As the signing deadline for Drew approached, the Phillies and Boras pulled out all stops. Star third baseman Scott Rolen met with Drew and pitcher Curt Schilling assured the outfielder he’d be welcomed with open arms if he signed with the Phillies despite the turbulent contract talks. Boras tried to get the Phillies to trade Drew.
“By that point, I think we were in the ditch anyway,” Wade said. “I think Scott had already negotiated a deal with other teams.”
Drew reentered the draft in 1998 and was selected fifth overall by the St. Louis Cardinals. He signed for a reported $7 million, which was $4 million more than the best offer from the Phillies, who were steadfast about sticking within the financial guidelines Major League Baseball had established for the draft at that time.
Wade, who replaced Lee Thomas as Phillies general manager in the middle of those negotiations, still wonders what might have happened if the Phillies could have signed Drew.
“We felt like it was a great opportunity and he was a great fit into what we were trying to do,” Wade said. “All the right elements would have been in place.”
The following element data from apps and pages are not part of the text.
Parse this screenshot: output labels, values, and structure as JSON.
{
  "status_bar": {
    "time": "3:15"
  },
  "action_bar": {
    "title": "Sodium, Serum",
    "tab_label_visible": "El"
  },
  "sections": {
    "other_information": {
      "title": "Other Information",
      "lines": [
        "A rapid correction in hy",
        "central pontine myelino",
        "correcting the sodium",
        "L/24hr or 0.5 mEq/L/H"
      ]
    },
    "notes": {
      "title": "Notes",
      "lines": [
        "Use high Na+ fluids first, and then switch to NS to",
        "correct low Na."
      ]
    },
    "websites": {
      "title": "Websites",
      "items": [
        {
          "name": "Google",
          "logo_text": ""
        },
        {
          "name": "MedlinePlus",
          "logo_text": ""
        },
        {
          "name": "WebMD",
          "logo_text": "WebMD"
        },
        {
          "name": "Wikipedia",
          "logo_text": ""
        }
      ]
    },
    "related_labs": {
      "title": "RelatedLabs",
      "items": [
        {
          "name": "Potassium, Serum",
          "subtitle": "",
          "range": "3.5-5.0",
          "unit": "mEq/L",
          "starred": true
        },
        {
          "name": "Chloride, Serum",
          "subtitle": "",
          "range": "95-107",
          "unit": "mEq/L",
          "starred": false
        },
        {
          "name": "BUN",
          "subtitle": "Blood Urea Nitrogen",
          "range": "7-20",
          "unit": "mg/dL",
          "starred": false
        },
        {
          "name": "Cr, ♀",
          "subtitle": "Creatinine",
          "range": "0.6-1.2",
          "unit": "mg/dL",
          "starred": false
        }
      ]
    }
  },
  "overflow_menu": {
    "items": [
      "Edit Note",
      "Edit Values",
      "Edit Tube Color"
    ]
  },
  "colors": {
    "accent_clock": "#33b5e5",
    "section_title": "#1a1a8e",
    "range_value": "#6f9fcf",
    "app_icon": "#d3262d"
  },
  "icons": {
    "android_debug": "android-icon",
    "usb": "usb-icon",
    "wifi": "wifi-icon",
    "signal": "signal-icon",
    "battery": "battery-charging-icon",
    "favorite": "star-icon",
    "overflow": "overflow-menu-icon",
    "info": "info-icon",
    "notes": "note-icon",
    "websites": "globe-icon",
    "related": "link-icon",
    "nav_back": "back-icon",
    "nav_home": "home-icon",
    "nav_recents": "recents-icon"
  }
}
The Phillies, after failing to sign Drew, drafted Pat Burrell with the first overall pick in 1998. Neither Drew nor Burrell became superstars, but a lineup with those two, Rolen, and Bobby Abreu could have been a lot of fun to watch.
Ruben Amaro Jr. also had some contentious dealings with Boras during his time as Phillies general manager, with the most noteworthy being a heated disagreement over a failed contract negotiation with reliever Ryan Madson in 2011. Boras thought he had completed a multi-year deal for Madson, but the Phillies ended up signing Jonathan Papelbon instead.
“To be honest, I think both of us moved past that pretty quick,” Amaro said. “We had a disagreement, but you have to move on. You have to deal with it and continue to do what’s best for the club.”
Wade said there were times he would have liked to have negotiated with Boras, but the Phillies were not in a financial position to do so.
“When Scott is the agent, it is always an element of discussion,” Wade said. “You know what the track record has been and there are pluses and minuses involved with that.
"The lion’s share of the time when I was with Philadelphia we did not have the wherewithal to chase his players. I remember at the winter meetings one time, we knew we had no chance at one of his guys, but Ruben and I sat down in his room and he opened one of his binders. We used what we found out to help us with some other players.”
Amaro recalled that he knew the Phillies had no chance to sign Boras' client shortly after the meeting started.
“I remember it,” Amaro said. “I think it was a pitcher. I knew we were in no position to sign him once the binder came out.”
It will be different this week in Las Vegas. The Phillies are flush with cash. Owner John Middleton wants to spend and contend right now, and Boras is likely to play to that sentiment.
Boras client Jake Arrieta signed a three-year deal worth $75 million with the Phillies in March. No free-agent received a higher average annual value last offseason, and afterward Boras gushed about the way the Phillies treated Arrieta.
In the middle of the season, Rhys Hoskins hired Boras as his client. Vince Velasquez and Nick Williams are also represented by Boras. Two decades have passed since that contentious battle between Boras and the Phillies over J.D. Drew and all the sore feelings are healed. Now the Phillies have to figure out a way to convince Bryce Harper that Philadelphia is the place where he’d like to spend the rest of his baseball life.
Wade offered one bit of caution.
“You always have to be prepared to do things on his timetable,” he said. “He does not subscribe to the idea that the best deal on the table that day is going to be the best deal.”